One of the most dreaded pieces of mail to receive is one that has the return address: Internal Revenue Service. While you should respond promptly to these letters, they aren’t usually anything to get too worked up over. With some basic pointers, you should be prepared if one of these letters ever finds its way to your mailbox. If you are working with a tax professional who includes notice response in their pricing, like we do, you can pass this off to him/her, but I still recommend trying to understand what the IRS is asking.
- Read the notice carefully – be sure to identify what tax year and form this notice is regarding. There should also be a clear response deadline.
- Compare to your records – the most common notices are due to discrepancies between the IRS’s records and the tax forms you filed. Pull out your previously filed return and compare what you reported to the information on the notice to identify the issue.
- Prepare a response – based on what you discover when comparing your records, decide on an appropriate course of action. If you determine that the notice is correct, then send a check for the amount indicated. If you disagree with the assessment, prepare a concise letter that explains your reasons and send in any necessary documentation. Some types of notices include a response form you can complete.
- Follow instructions – the notice will tell you how to respond, where to send your response, and the due date. The best thing you can do to avoid future notices is to simply follow the instructions.

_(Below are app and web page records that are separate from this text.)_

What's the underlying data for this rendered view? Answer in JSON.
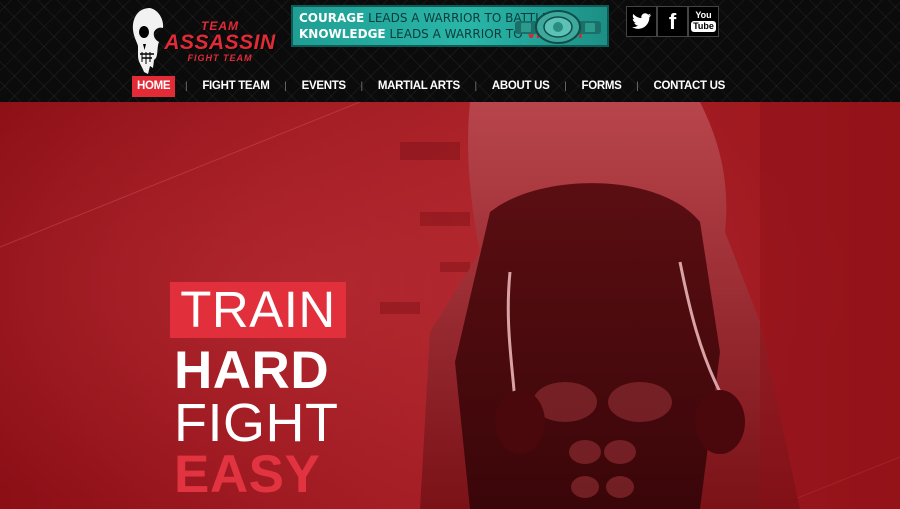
{
  "logo": {
    "line1": "TEAM",
    "line2": "ASSASSIN",
    "line3": "FIGHT TEAM"
  },
  "banner": {
    "line1": {
      "bold": "COURAGE",
      "rest": "LEADS A WARRIOR TO BATTLE"
    },
    "line2": {
      "bold": "KNOWLEDGE",
      "rest": "LEADS A WARRIOR TO",
      "accent": "VICTORY"
    }
  },
  "social": [
    {
      "name": "twitter-icon"
    },
    {
      "name": "facebook-icon",
      "glyph": "f"
    },
    {
      "name": "youtube-icon",
      "top": "You",
      "bottom": "Tube"
    }
  ],
  "nav": {
    "items": [
      {
        "label": "HOME",
        "active": true
      },
      {
        "label": "FIGHT TEAM",
        "active": false
      },
      {
        "label": "EVENTS",
        "active": false
      },
      {
        "label": "MARTIAL ARTS",
        "active": false
      },
      {
        "label": "ABOUT US",
        "active": false
      },
      {
        "label": "FORMS",
        "active": false
      },
      {
        "label": "CONTACT US",
        "active": false
      }
    ],
    "separator": "|"
  },
  "hero": {
    "line1": "TRAIN",
    "line2": "HARD",
    "line3": "FIGHT",
    "line4": "EASY"
  },
  "colors": {
    "accent_red": "#e22b36",
    "banner_teal": "#29b6a8",
    "header_bg": "#0b0b0b",
    "hero_red": "#a82026"
  }
}
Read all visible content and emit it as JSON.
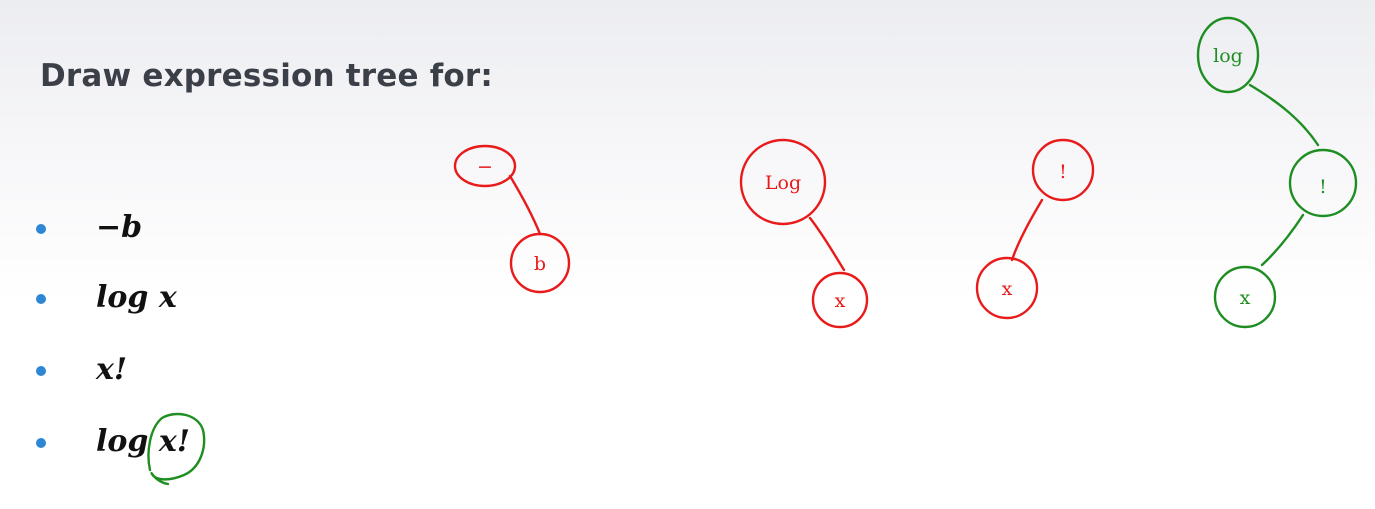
{
  "title": "Draw expression tree for:",
  "bullets": [
    {
      "text": "−b"
    },
    {
      "text": "log x"
    },
    {
      "text": "x!"
    },
    {
      "text": "log x!"
    }
  ],
  "annotation_colors": {
    "red": "#e81a1a",
    "green": "#1e8e22",
    "bullet": "#2e86d4"
  },
  "trees": [
    {
      "color": "red",
      "nodes": [
        "−",
        "b"
      ]
    },
    {
      "color": "red",
      "nodes": [
        "Log",
        "x"
      ]
    },
    {
      "color": "red",
      "nodes": [
        "!",
        "x"
      ]
    },
    {
      "color": "green",
      "nodes": [
        "log",
        "!",
        "x"
      ]
    }
  ]
}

By following these tips, you should be able to respond to your notice without a spike in your blood pressure. This advice not only applies to the IRS but should also apply to any state taxing agencies that contact you. It’s especially important to be aware that the IRS will always contact you by letter first, so if you receive a phone call or e-mail claiming to be from the IRS, it is probably a scam.